_RECORD SET_
====
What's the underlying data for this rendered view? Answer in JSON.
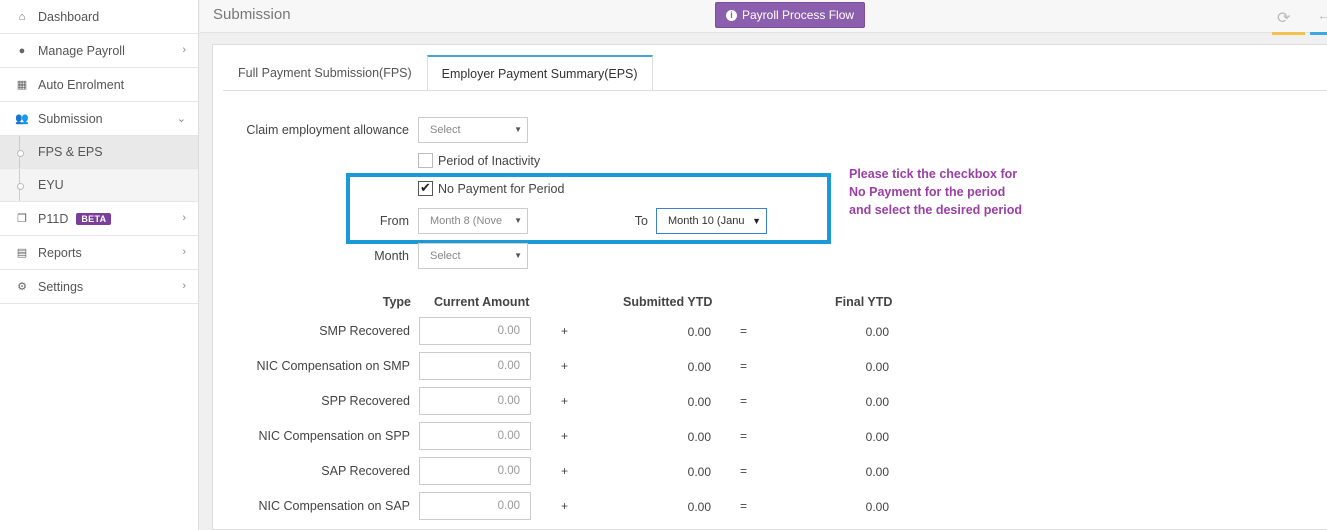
{
  "sidebar": {
    "items": [
      {
        "label": "Dashboard",
        "icon": "home-icon",
        "chevron": false
      },
      {
        "label": "Manage Payroll",
        "icon": "user-icon",
        "chevron": true
      },
      {
        "label": "Auto Enrolment",
        "icon": "grid-icon",
        "chevron": false
      },
      {
        "label": "Submission",
        "icon": "users-icon",
        "chevron": true,
        "expanded": true
      },
      {
        "label": "FPS & EPS",
        "sub": true,
        "active": true
      },
      {
        "label": "EYU",
        "sub": true
      },
      {
        "label": "P11D",
        "icon": "copy-icon",
        "chevron": true,
        "badge": "BETA"
      },
      {
        "label": "Reports",
        "icon": "report-icon",
        "chevron": true
      },
      {
        "label": "Settings",
        "icon": "gear-icon",
        "chevron": true
      }
    ]
  },
  "header": {
    "title": "Submission",
    "flow_button": "Payroll Process Flow"
  },
  "tabs": [
    {
      "label": "Full Payment Submission(FPS)",
      "active": false
    },
    {
      "label": "Employer Payment Summary(EPS)",
      "active": true
    }
  ],
  "form": {
    "claim_label": "Claim employment allowance",
    "claim_value": "Select",
    "inactivity_label": "Period of Inactivity",
    "inactivity_checked": false,
    "no_payment_label": "No Payment for Period",
    "no_payment_checked": true,
    "from_label": "From",
    "from_value": "Month 8 (Nove",
    "to_label": "To",
    "to_value": "Month 10 (Janu",
    "month_label": "Month",
    "month_value": "Select"
  },
  "note": {
    "line1": "Please tick the checkbox for",
    "line2": "No Payment for the period",
    "line3": "and select the desired period"
  },
  "table": {
    "headers": {
      "type": "Type",
      "current": "Current Amount",
      "submitted": "Submitted YTD",
      "final": "Final YTD"
    },
    "rows": [
      {
        "type": "SMP Recovered",
        "current": "0.00",
        "plus": "+",
        "submitted": "0.00",
        "eq": "=",
        "final": "0.00"
      },
      {
        "type": "NIC Compensation on SMP",
        "current": "0.00",
        "plus": "+",
        "submitted": "0.00",
        "eq": "=",
        "final": "0.00"
      },
      {
        "type": "SPP Recovered",
        "current": "0.00",
        "plus": "+",
        "submitted": "0.00",
        "eq": "=",
        "final": "0.00"
      },
      {
        "type": "NIC Compensation on SPP",
        "current": "0.00",
        "plus": "+",
        "submitted": "0.00",
        "eq": "=",
        "final": "0.00"
      },
      {
        "type": "SAP Recovered",
        "current": "0.00",
        "plus": "+",
        "submitted": "0.00",
        "eq": "=",
        "final": "0.00"
      },
      {
        "type": "NIC Compensation on SAP",
        "current": "0.00",
        "plus": "+",
        "submitted": "0.00",
        "eq": "=",
        "final": "0.00"
      }
    ]
  },
  "colors": {
    "accent": "#8c5fae",
    "highlight": "#1b9ad6",
    "note": "#9b3fa6"
  }
}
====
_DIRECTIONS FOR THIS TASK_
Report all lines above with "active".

_OUTPUT_
        "active": true
      "active": false
      "active": true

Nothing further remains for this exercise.